MT: Yes, exactly! I didn’t even want to open it. They didn’t do that though. They liked it. They thanked me, and they flew me out to Los Angeles to meet the creators. I got to meet [Doc McStuffins creator Chris Nee], talk to her, and have lunch. The creator and I became better friends because she told me the impetus behind her creating the show. Her child had been sick, and initially, the girl was a little white girl. Then the Disney vice president said, “Would you mind making her black?” She said, “Absolutely not. That’s totally fine.” When I was talking to Chris Nee at the lunch table, I asked her about the show and asked, “What’s the mom’s name? The kid is cute, but the kid is not a real doctor, right? She plays with stuffed animals. The mom is a cartoon real doctor.”
When I was talking to Chris, I said, “Wow, you should name the mom Myiesha!” I went into what the meaning of Myiesha is. It’s Arabic, and it means “life’s blessing.” I was totally joking with her. Some months later, she called me and said, “You’ll never guess what happened.” I asked, “What? What happened?” She said, “You’ll see tomorrow on the press release.” They named her Maisha because she didn’t have a name before then. So now Doc McStuffins’ mom’s name is Maisha McStuffins. So that’s kind of cool.
KK: That is way cool.
MT: The reason why she did this was because I said to her, “When you’re a doctor, you are just doing your job, and you don’t really feel like it’s that big of a deal. Nobody really knows what you’re doing because unless you’re in public health or you’re elected, you’re just going into patients’ rooms one by one and you leave. You may or may not remember, and they may not remember you. You just go on about your day.”
When this happened, I told her, “Wow, this is a great honor.” She said, “Myiesha, until I met you, I just wrote children’s cartoons, and that’s not really that significant. You helped put into perspective exactly what I was trying to do, working with me, showing me that the work that I do does change minds. It does set up a society to do better, starting with the children.” She said, “That was the hat tip. That’s why I named her after you.”
KK: What’s the Artemis Medical Society?
MT: Some people I knew from medical school or residency and a few that I had met along the way when I was doing the collages recruited me, and we formed this nonprofit organization. We got it all organized, added members, and came up with bylaws. This was a big deal because we’re doctors. We don’t know anything about nonprofits: how to run them, how to deal with the taxes, what we needed, etc. It seemed like overnight we had 5,000 people in this Facebook group.
KK: What is the mission of the Artemis Medical Society?
MT: What we aim to do is nurture and support a global community of women of color, wherever they are. It’s not really “sciency;” it’s more touchy-feely. We had a conference where we brought in people to talk about work-life balance and about not feeling alone.

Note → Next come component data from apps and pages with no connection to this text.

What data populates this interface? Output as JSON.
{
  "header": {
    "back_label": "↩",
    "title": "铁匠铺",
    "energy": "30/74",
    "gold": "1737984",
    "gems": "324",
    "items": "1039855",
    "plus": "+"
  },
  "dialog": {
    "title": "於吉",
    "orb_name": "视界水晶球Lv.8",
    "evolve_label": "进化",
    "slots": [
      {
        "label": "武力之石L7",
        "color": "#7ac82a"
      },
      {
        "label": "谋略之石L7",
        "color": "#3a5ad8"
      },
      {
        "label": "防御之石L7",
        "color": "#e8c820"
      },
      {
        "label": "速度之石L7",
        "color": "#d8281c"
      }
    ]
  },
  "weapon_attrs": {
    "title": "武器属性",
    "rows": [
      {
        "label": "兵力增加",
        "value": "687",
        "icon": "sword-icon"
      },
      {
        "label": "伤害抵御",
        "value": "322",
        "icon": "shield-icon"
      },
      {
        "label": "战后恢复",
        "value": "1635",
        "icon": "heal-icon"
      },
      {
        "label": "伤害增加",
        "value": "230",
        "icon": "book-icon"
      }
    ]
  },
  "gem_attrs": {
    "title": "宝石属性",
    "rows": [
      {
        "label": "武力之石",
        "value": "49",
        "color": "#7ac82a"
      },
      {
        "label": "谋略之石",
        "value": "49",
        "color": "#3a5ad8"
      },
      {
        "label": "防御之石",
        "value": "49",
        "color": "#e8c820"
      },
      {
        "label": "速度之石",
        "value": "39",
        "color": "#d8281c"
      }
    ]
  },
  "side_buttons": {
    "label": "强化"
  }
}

In my group, I’m always the only black person. I might be one of two women, and then everybody else is a white guy. Maybe there are some Asian men, but there are not many women. There are not any black people. In our professional life, you are typically the only one, and when you’re the only one, you’re very isolated.
I’m big on education now because I homeschool my kids. You want them to be able to dream. With Artemis, we have a pilot program in the Fort Worth unified schools in the gifted and talented pullout where we have our women go and talk about what it’s like to be a doctor. The image of seeing somebody that looks like you or somebody that doesn’t look like you in the role changes perceptions. The work we are doing is great. Other schools around the country have been contacting us, but this is still a pilot program.
KK: That sounds exciting. I am honored to have you as a colleague and see the wonderful things that you’re doing, not just within emergency medicine and to advance emergency medicine but with a much larger social agenda that is important for all of us.